In closing I reiterated my understanding that they were not prepared to separate military and political issues, adding that we were prepared to discuss withdrawals and POWs.

Tho answered that my understanding was correct and that he had never separated the political and military questions.

Our session ended in agreement that we would not divulge the substance of our private meeting today. They were also quite insistent that the fact of our meeting also be kept secret and that if asked we simply refrain from public comment. I consented to do our best on this but pointed out that the occurrence of the meeting would prove far more difficult to protect than its substantive content since my movements were monitored closely by the press and a “no comment” at this juncture would be tantamount to confirmation.

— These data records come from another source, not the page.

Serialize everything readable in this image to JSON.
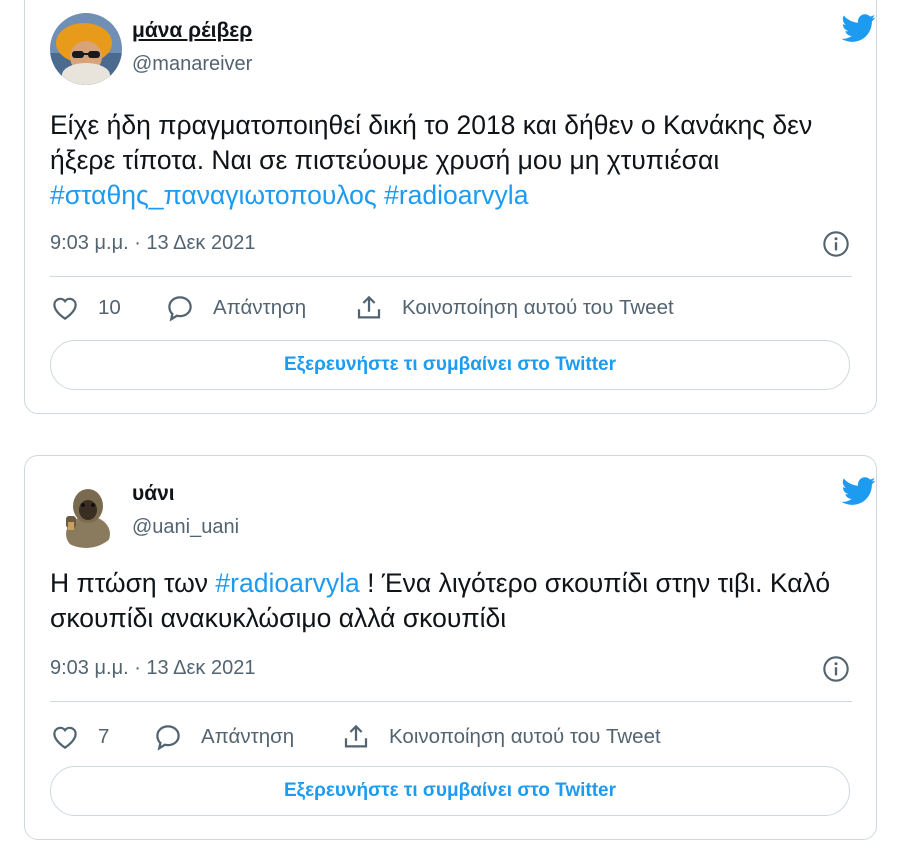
{
  "tweets": [
    {
      "name": "μάνα ρέιβερ",
      "handle": "@manareiver",
      "text_plain": "Είχε ήδη πραγματοποιηθεί δική το 2018 και δήθεν ο Κανάκης δεν ήξερε τίποτα. Ναι σε πιστεύουμε χρυσή μου μη χτυπιέσαι  ",
      "hashtag_1": "#σταθης_παναγιωτοπουλος",
      "hashtag_2": "#radioarvyla",
      "timestamp": "9:03 μ.μ. · 13 Δεκ 2021",
      "likes": "10",
      "reply_label": "Απάντηση",
      "share_label": "Κοινοποίηση αυτού του Tweet",
      "explore_label": "Εξερευνήστε τι συμβαίνει στο Twitter"
    },
    {
      "name": "υάνι",
      "handle": "@uani_uani",
      "text_before": "Η πτώση των ",
      "hashtag_1": "#radioarvyla",
      "text_after": " ! Ένα λιγότερο σκουπίδι στην τιβι. Καλό σκουπίδι ανακυκλώσιμο αλλά σκουπίδι",
      "timestamp": "9:03 μ.μ. · 13 Δεκ 2021",
      "likes": "7",
      "reply_label": "Απάντηση",
      "share_label": "Κοινοποίηση αυτού του Tweet",
      "explore_label": "Εξερευνήστε τι συμβαίνει στο Twitter"
    }
  ],
  "colors": {
    "accent": "#1d9bf0",
    "text": "#0f1419",
    "secondary": "#536471",
    "border": "#cfd9de"
  },
  "icons": [
    "twitter-bird-icon",
    "info-icon",
    "heart-icon",
    "reply-bubble-icon",
    "share-icon"
  ]
}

  1. Source: National Archives, Nixon Presidential Materials, NSC Files, Box 854, For the President’s Files (Winston Lord)—China Trip/Vietnam, Sensitive Camp David, Vol. XIII. Top Secret; Sensitive; Exclusively Eyes Only. A stamped notation on the memorandum indicates that the President saw it.
  2. See Document 109. In conversation with Haldeman that day the President noted how very disappointed Kissinger had been with the lack of progress in the negotiations. Nixon went on to say: “But the point is, Bob, we have got to realize that on this whole business of negotiating with North Vietnam, Henry has never been right. Now, I just can’t help it, but just have to say that, just a straight, flat-out conclusion.” Haldeman replied: “Well, Al [Haig] never thought he was going to get anything.” To this, Nixon responded: “Well, I didn’t either.” (National Archives, Nixon Presidential Materials, White House Tapes, Oval Office, Conversation 717–19)
  3. May 4.
  4. See Document 5.
  5. See footnote 3, Document 109.
  6. See footnote 5, Document 2.
  7. Brackets are in the original.